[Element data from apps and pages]
────────────────────────────────────────

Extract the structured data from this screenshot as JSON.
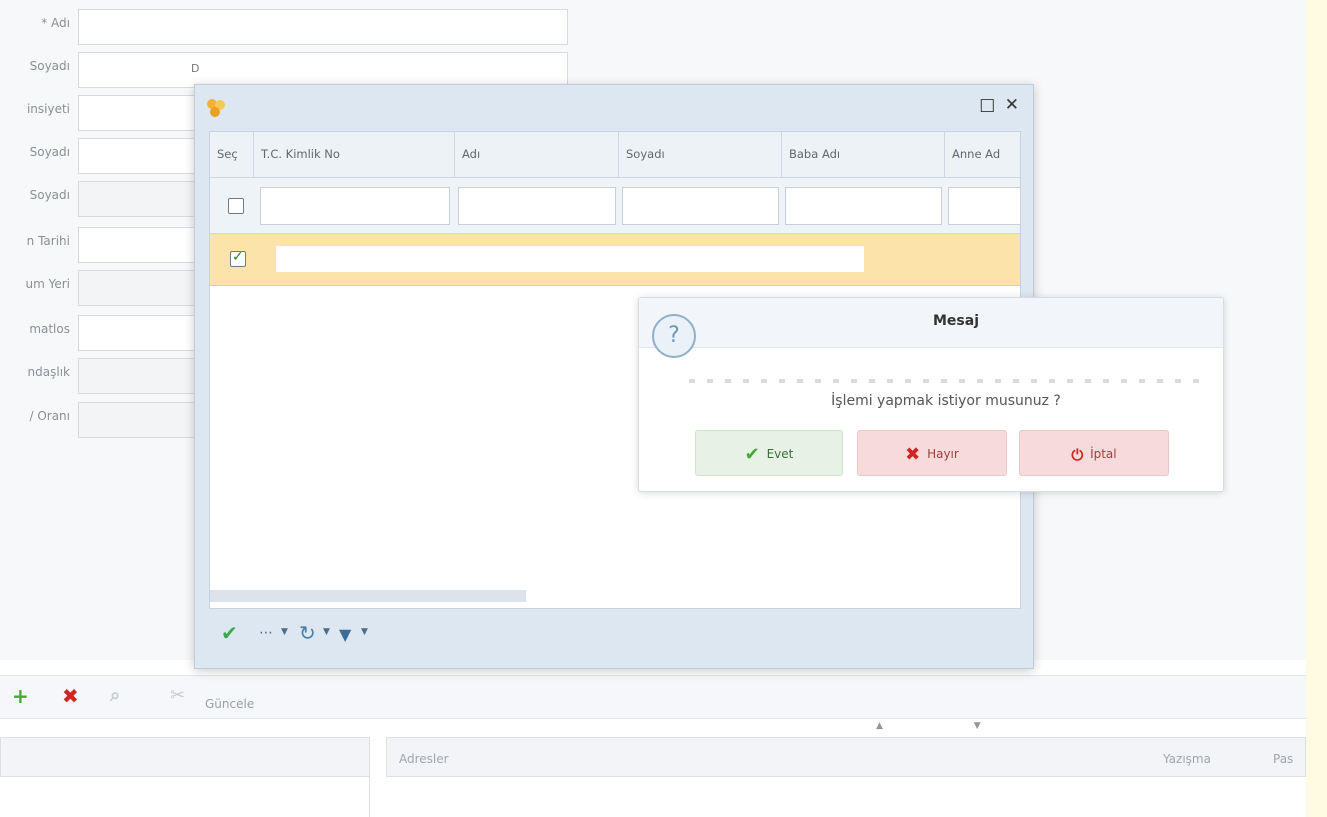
{
  "form": {
    "fields": [
      {
        "label": "* Adı",
        "value": ""
      },
      {
        "label": "Soyadı",
        "value": "D"
      },
      {
        "label": "insiyeti",
        "value": ""
      },
      {
        "label": "Soyadı",
        "value": ""
      },
      {
        "label": "Soyadı",
        "value": ""
      },
      {
        "label": "n Tarihi",
        "value": ""
      },
      {
        "label": "um Yeri",
        "value": ""
      },
      {
        "label": "matlos",
        "value": ""
      },
      {
        "label": "ndaşlık",
        "value": ""
      },
      {
        "label": "/ Oranı",
        "value": ""
      }
    ]
  },
  "bottom": {
    "toolbar": {
      "update_label": "Güncele"
    },
    "right_header": {
      "col1": "Adresler",
      "col2": "Yazışma",
      "col3": "Pas"
    },
    "sort_arrows": "▲ ▼"
  },
  "selection_window": {
    "controls": {
      "maximize": "□",
      "close": "✕"
    },
    "columns": [
      "Seç",
      "T.C. Kimlik No",
      "Adı",
      "Soyadı",
      "Baba Adı",
      "Anne Ad"
    ],
    "row_status": "checked"
  },
  "message_dialog": {
    "title": "Mesaj",
    "icon": "?",
    "text": "İşlemi yapmak istiyor musunuz ?",
    "buttons": {
      "yes": {
        "label": "Evet",
        "icon": "✔"
      },
      "no": {
        "label": "Hayır",
        "icon": "✖"
      },
      "cancel": {
        "label": "İptal",
        "icon": "⏻"
      }
    }
  },
  "colors": {
    "accent_yes": "#4aa63b",
    "accent_no": "#d32424",
    "selected_row": "#fbe3a9",
    "window_bg": "#dde7f1"
  }
}
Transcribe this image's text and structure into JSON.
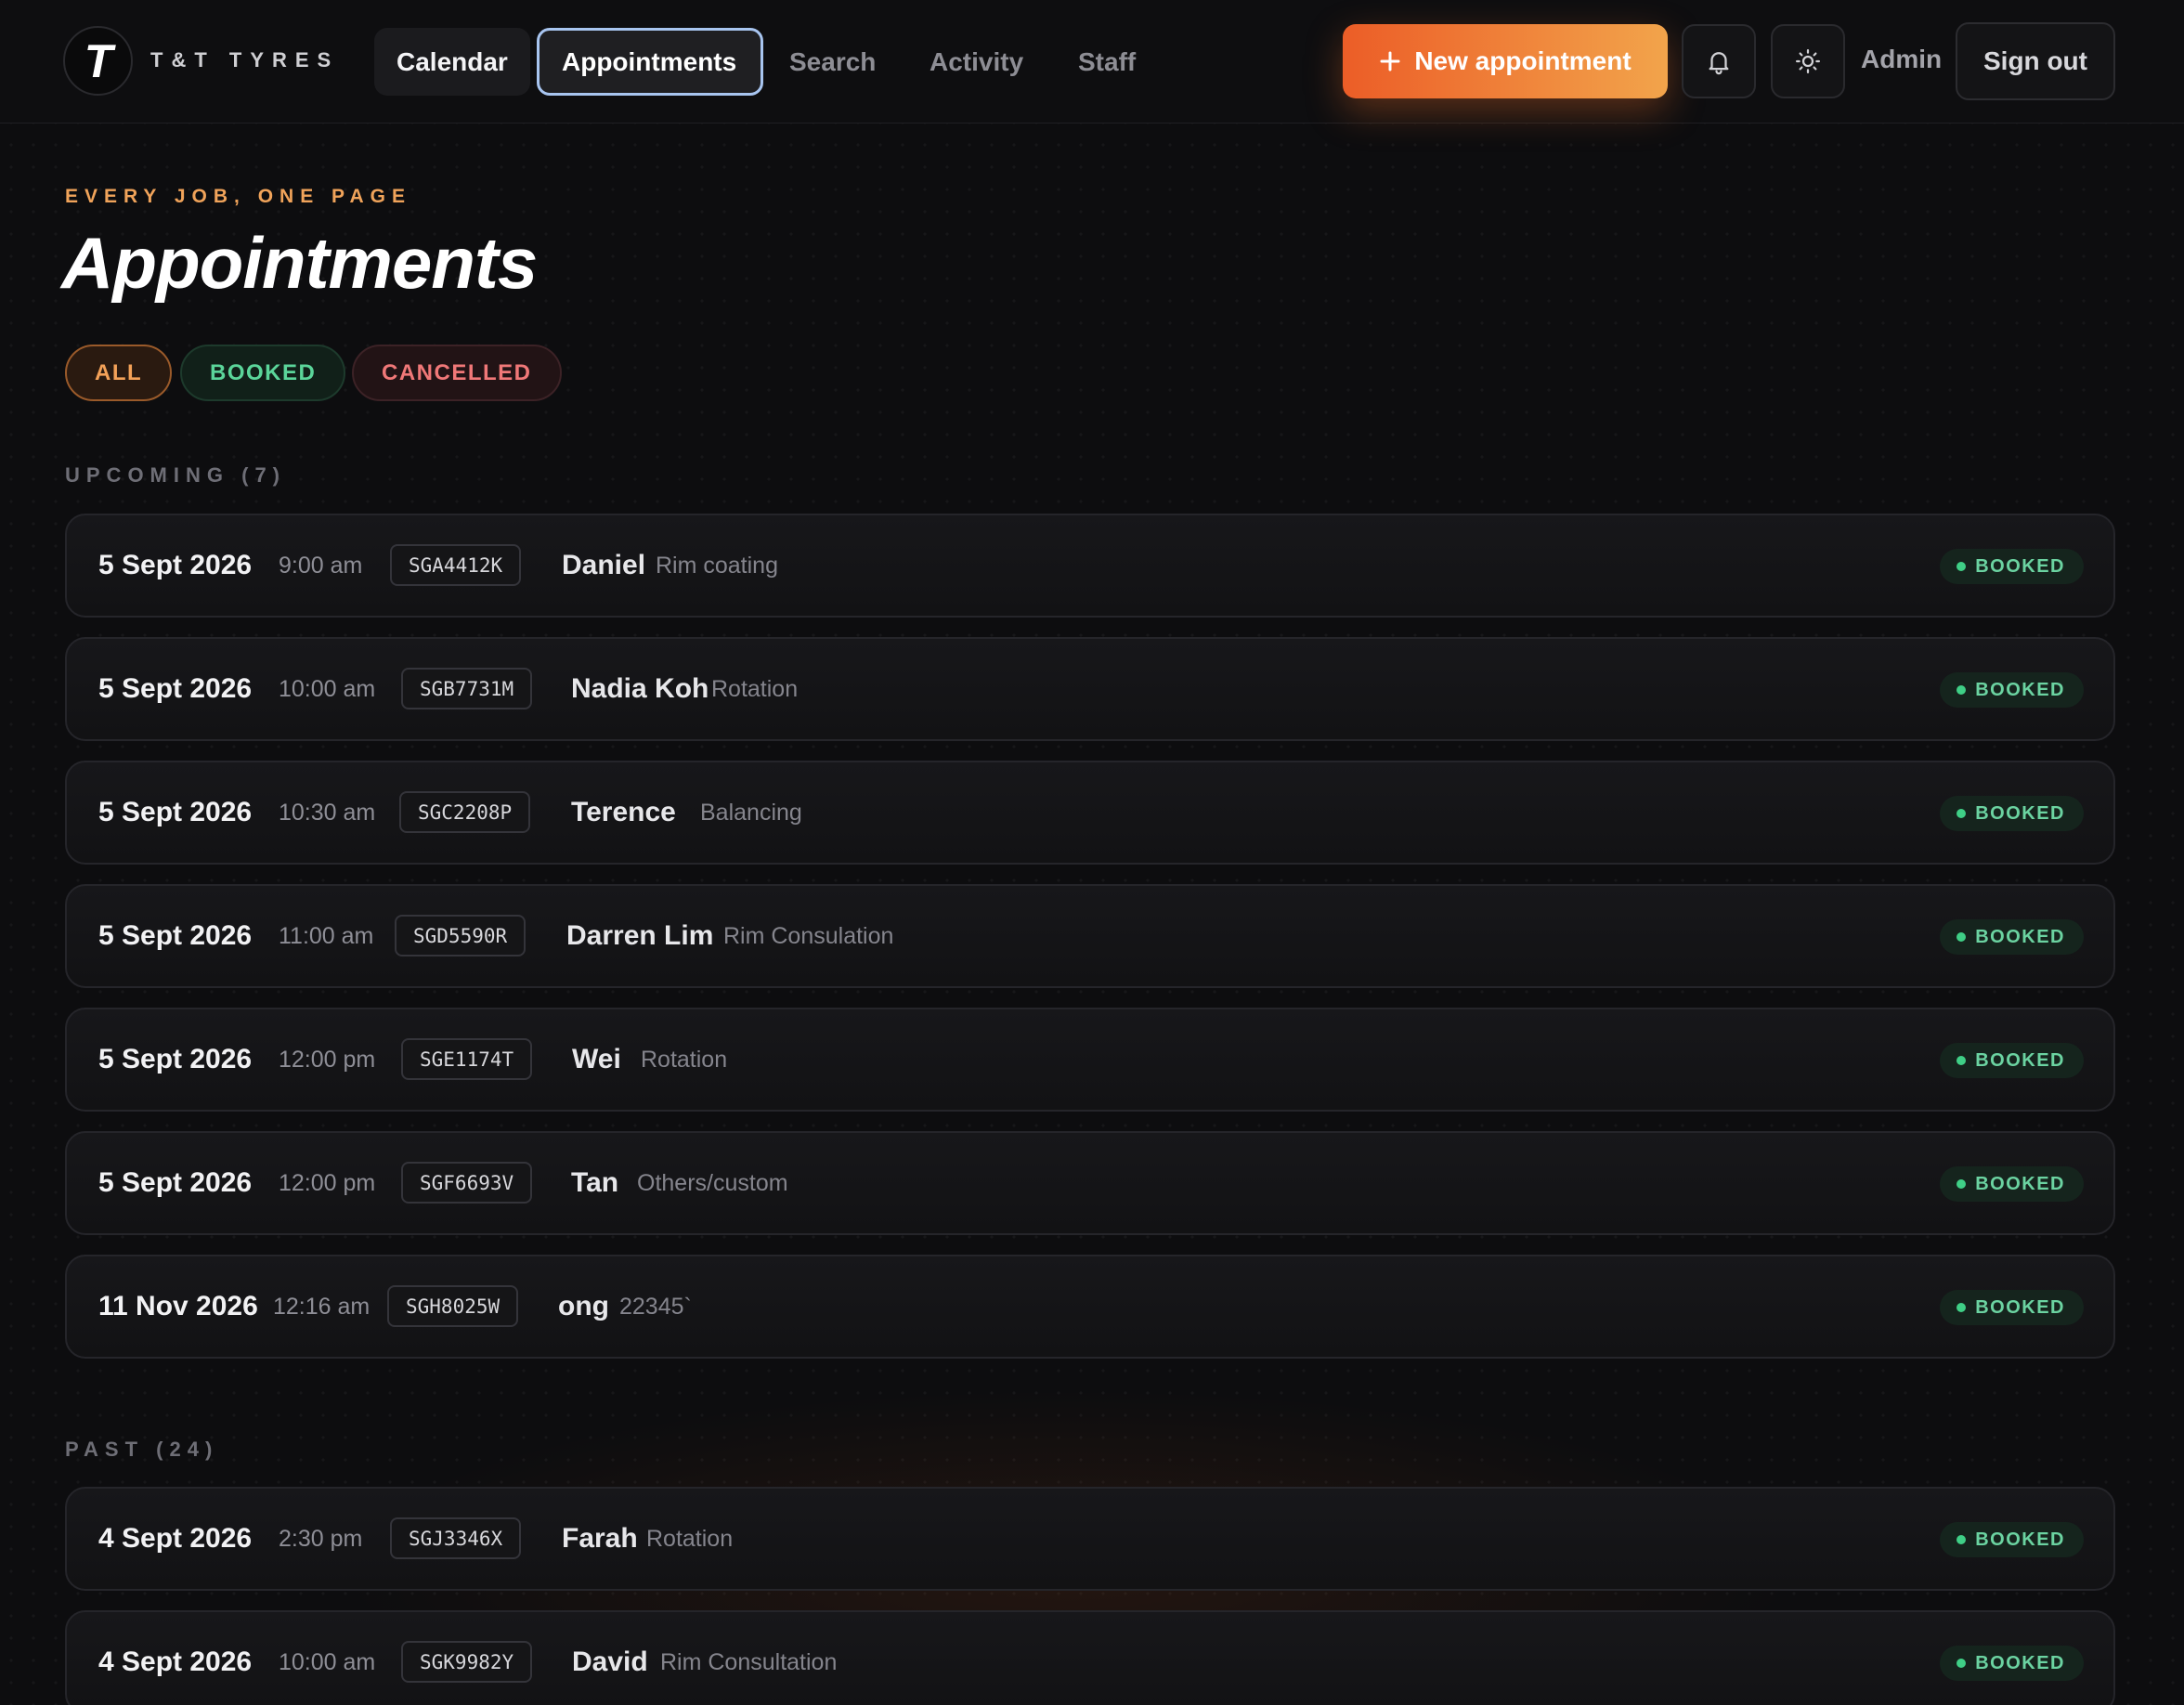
{
  "brand": {
    "logo_letter": "T",
    "name": "T&T TYRES"
  },
  "nav": {
    "calendar": "Calendar",
    "appointments": "Appointments",
    "search": "Search",
    "activity": "Activity",
    "staff": "Staff"
  },
  "header": {
    "new_appointment": "New appointment",
    "new_appointment_icon": "plus-icon",
    "notifications_icon": "bell-icon",
    "theme_icon": "sun-icon",
    "admin_label": "Admin",
    "sign_out": "Sign out"
  },
  "page": {
    "eyebrow": "EVERY JOB, ONE PAGE",
    "title": "Appointments"
  },
  "filters": {
    "all": "ALL",
    "booked": "BOOKED",
    "cancelled": "CANCELLED",
    "active": "all"
  },
  "sections": {
    "upcoming": {
      "label": "UPCOMING (7)",
      "rows": [
        {
          "date": "5 Sept 2026",
          "time": "9:00 am",
          "plate": "SGA4412K",
          "customer": "Daniel",
          "service": "Rim coating",
          "status": "BOOKED"
        },
        {
          "date": "5 Sept 2026",
          "time": "10:00 am",
          "plate": "SGB7731M",
          "customer": "Nadia Koh",
          "service": "Rotation",
          "status": "BOOKED"
        },
        {
          "date": "5 Sept 2026",
          "time": "10:30 am",
          "plate": "SGC2208P",
          "customer": "Terence",
          "service": "Balancing",
          "status": "BOOKED"
        },
        {
          "date": "5 Sept 2026",
          "time": "11:00 am",
          "plate": "SGD5590R",
          "customer": "Darren Lim",
          "service": "Rim Consulation",
          "status": "BOOKED"
        },
        {
          "date": "5 Sept 2026",
          "time": "12:00 pm",
          "plate": "SGE1174T",
          "customer": "Wei",
          "service": "Rotation",
          "status": "BOOKED"
        },
        {
          "date": "5 Sept 2026",
          "time": "12:00 pm",
          "plate": "SGF6693V",
          "customer": "Tan",
          "service": "Others/custom",
          "status": "BOOKED"
        },
        {
          "date": "11 Nov 2026",
          "time": "12:16 am",
          "plate": "SGH8025W",
          "customer": "ong",
          "service": "22345`",
          "status": "BOOKED"
        }
      ]
    },
    "past": {
      "label": "PAST (24)",
      "rows": [
        {
          "date": "4 Sept 2026",
          "time": "2:30 pm",
          "plate": "SGJ3346X",
          "customer": "Farah",
          "service": "Rotation",
          "status": "BOOKED"
        },
        {
          "date": "4 Sept 2026",
          "time": "10:00 am",
          "plate": "SGK9982Y",
          "customer": "David",
          "service": "Rim Consultation",
          "status": "BOOKED"
        }
      ]
    }
  },
  "colors": {
    "accent_orange": "#ec5d27",
    "accent_amber": "#f2a44b",
    "booked_green": "#5bd59a",
    "cancelled_red": "#f07878",
    "background": "#0d0d0f"
  }
}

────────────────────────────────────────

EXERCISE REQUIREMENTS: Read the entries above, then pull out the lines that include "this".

OUTPUT OF THE TASK:
Extract the structured data from this screenshot as JSON.
Transcribe this image's text and structure into JSON.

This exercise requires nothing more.